Anne Curtisâ€™ 'nip-slip' leads to fake anti-virus
MANILA, Philippines - Warning! Searching online for photos of Anne Curtis' wardrobe malfunction can be dangerous to your computer.
The Australian-born TV host and movie actress was performing a dance number while shooting live for a local noontime TV show when the right part of her top folded and accidentally showed her right breast.
News of the swimsuit mishap involving Curtis spread like wildfire earlier this week as photos of the wardrobe malfunction spread in social networks.
On Wednesday, Curtis said she felt disrespected and disheartened that the photos were being shared online and was even published by a local tabloid. She called on the people who were able to take a shot of the incident using their camera phones to delete it. She also appealed to those who uploaded the photo to take it down from their site and blogs.
A Trend Micro security alert, meanwhile, said cybercriminals have jumped on the sudden popularity of searches for Anne Curtis by spreading new, fake antivirus variants.
Using the usual blackhat search engine optimization (SEO) techniques, cybercriminals were able to make their malicious links the top-ranking results when users search for videos of the nip-slip incident.
These links lead to the download of TROJ_FAKEAV.ENZ, which when executed, displays fake warning boxes and application windows, tricking users into thinking their systems are infected by several malware and thus buying the fake antivirus.
"For cybercriminals, a celebrity’s demise is always an opportunity to make money. Other celebrities that were taken advantage of and used for social-engineering tactics include Brittany Murphy, Farrah Fawcett, and, of course, the ever-controversial Paris Hilton," it said.

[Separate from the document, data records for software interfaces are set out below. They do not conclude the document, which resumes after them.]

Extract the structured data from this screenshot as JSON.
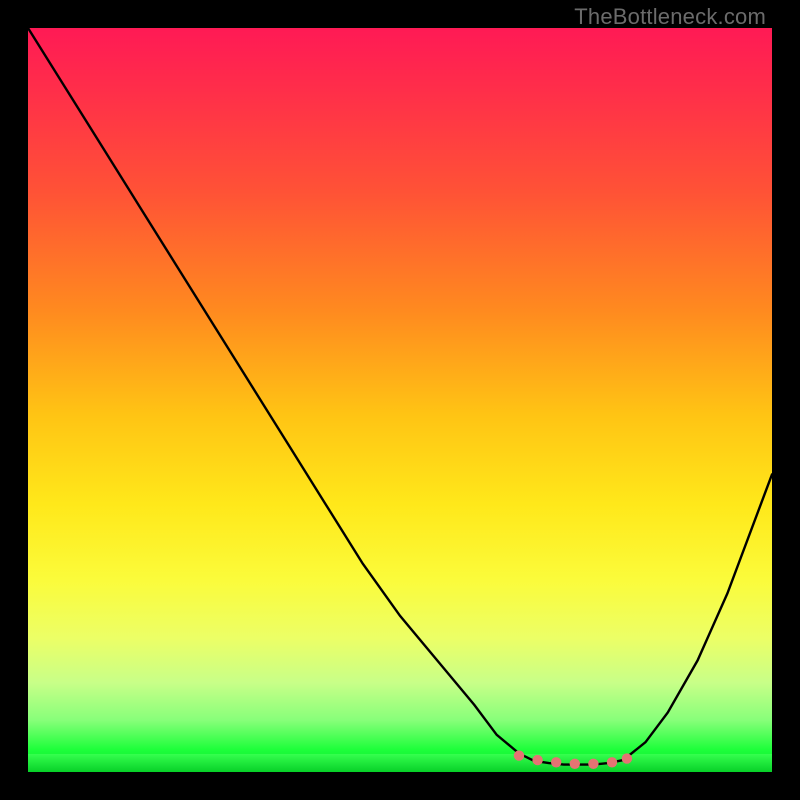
{
  "watermark": "TheBottleneck.com",
  "colors": {
    "frame": "#000000",
    "curve": "#000000",
    "marker": "#e57373",
    "gradient_top": "#ff1a55",
    "gradient_bottom": "#07d028"
  },
  "chart_data": {
    "type": "line",
    "title": "",
    "xlabel": "",
    "ylabel": "",
    "x_range": [
      0,
      100
    ],
    "y_range": [
      0,
      100
    ],
    "note": "y is visual height (0 = bottom/best, 100 = top/worst); curve is a V-shaped bottleneck profile with minimum plateau around x≈68–80",
    "series": [
      {
        "name": "bottleneck-curve",
        "x": [
          0,
          5,
          10,
          15,
          20,
          25,
          30,
          35,
          40,
          45,
          50,
          55,
          60,
          63,
          66,
          68,
          70,
          72,
          74,
          76,
          78,
          80,
          83,
          86,
          90,
          94,
          100
        ],
        "values": [
          100,
          92,
          84,
          76,
          68,
          60,
          52,
          44,
          36,
          28,
          21,
          15,
          9,
          5,
          2.5,
          1.5,
          1.2,
          1.0,
          1.0,
          1.0,
          1.2,
          1.6,
          4,
          8,
          15,
          24,
          40
        ]
      }
    ],
    "markers": {
      "name": "optimal-range-markers",
      "x": [
        66,
        68.5,
        71,
        73.5,
        76,
        78.5,
        80.5
      ],
      "values": [
        2.2,
        1.6,
        1.3,
        1.1,
        1.1,
        1.3,
        1.8
      ]
    }
  }
}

The company said Internet users should always have the latest anti-virus programs to block user access to related malicious sites and prevent malware from being downloaded onto systems.